About this task
Each line below is to be repeated exactly; any picture is to be left out.

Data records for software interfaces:
********
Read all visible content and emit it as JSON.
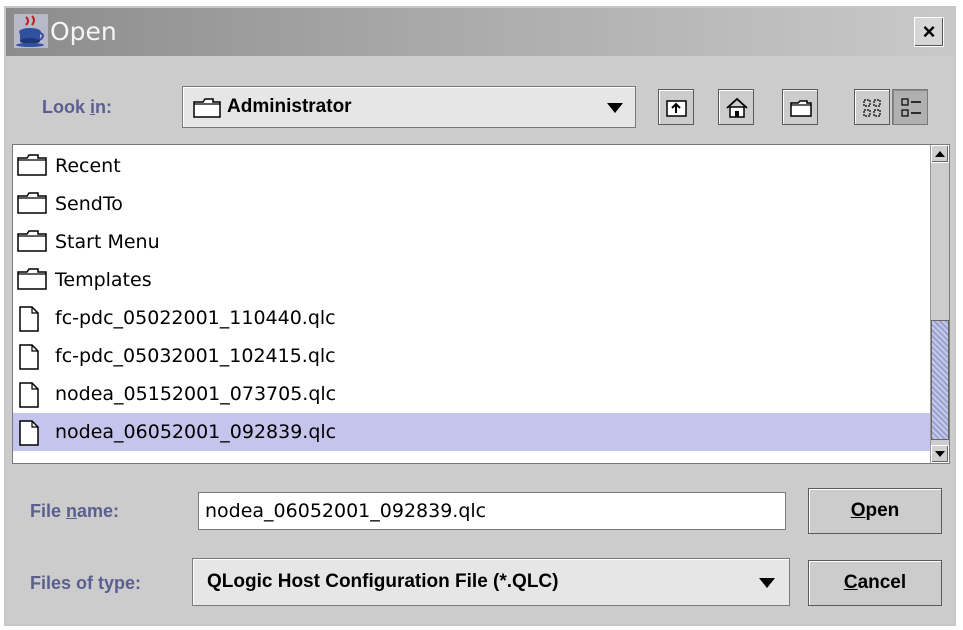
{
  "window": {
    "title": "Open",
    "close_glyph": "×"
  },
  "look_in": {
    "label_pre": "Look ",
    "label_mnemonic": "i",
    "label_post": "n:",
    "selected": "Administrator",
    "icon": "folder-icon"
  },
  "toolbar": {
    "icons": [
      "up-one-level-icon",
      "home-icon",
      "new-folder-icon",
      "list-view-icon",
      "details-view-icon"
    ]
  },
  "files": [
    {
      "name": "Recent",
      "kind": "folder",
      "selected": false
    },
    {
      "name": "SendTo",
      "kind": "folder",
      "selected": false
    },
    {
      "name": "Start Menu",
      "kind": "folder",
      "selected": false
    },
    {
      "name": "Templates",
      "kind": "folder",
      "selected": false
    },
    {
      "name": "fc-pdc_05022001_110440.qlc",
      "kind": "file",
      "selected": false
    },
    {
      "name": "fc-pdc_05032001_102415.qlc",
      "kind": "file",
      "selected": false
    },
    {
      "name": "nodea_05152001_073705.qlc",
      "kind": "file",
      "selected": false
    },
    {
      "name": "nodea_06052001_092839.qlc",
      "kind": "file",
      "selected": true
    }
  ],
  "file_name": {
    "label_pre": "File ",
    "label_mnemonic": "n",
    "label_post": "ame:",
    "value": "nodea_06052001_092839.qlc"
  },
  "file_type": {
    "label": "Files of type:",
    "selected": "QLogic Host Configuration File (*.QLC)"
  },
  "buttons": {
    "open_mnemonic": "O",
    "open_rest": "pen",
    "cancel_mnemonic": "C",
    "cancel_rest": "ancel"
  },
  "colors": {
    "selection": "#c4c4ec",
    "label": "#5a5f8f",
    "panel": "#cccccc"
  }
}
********
Reply to the exercise
Read all visible content and emit it as JSON.
{
  "window": {
    "title": "Open",
    "close_glyph": "×"
  },
  "look_in": {
    "label_pre": "Look ",
    "label_mnemonic": "i",
    "label_post": "n:",
    "selected": "Administrator",
    "icon": "folder-icon"
  },
  "toolbar": {
    "icons": [
      "up-one-level-icon",
      "home-icon",
      "new-folder-icon",
      "list-view-icon",
      "details-view-icon"
    ]
  },
  "files": [
    {
      "name": "Recent",
      "kind": "folder",
      "selected": false
    },
    {
      "name": "SendTo",
      "kind": "folder",
      "selected": false
    },
    {
      "name": "Start Menu",
      "kind": "folder",
      "selected": false
    },
    {
      "name": "Templates",
      "kind": "folder",
      "selected": false
    },
    {
      "name": "fc-pdc_05022001_110440.qlc",
      "kind": "file",
      "selected": false
    },
    {
      "name": "fc-pdc_05032001_102415.qlc",
      "kind": "file",
      "selected": false
    },
    {
      "name": "nodea_05152001_073705.qlc",
      "kind": "file",
      "selected": false
    },
    {
      "name": "nodea_06052001_092839.qlc",
      "kind": "file",
      "selected": true
    }
  ],
  "file_name": {
    "label_pre": "File ",
    "label_mnemonic": "n",
    "label_post": "ame:",
    "value": "nodea_06052001_092839.qlc"
  },
  "file_type": {
    "label": "Files of type:",
    "selected": "QLogic Host Configuration File (*.QLC)"
  },
  "buttons": {
    "open_mnemonic": "O",
    "open_rest": "pen",
    "cancel_mnemonic": "C",
    "cancel_rest": "ancel"
  },
  "colors": {
    "selection": "#c4c4ec",
    "label": "#5a5f8f",
    "panel": "#cccccc"
  }
}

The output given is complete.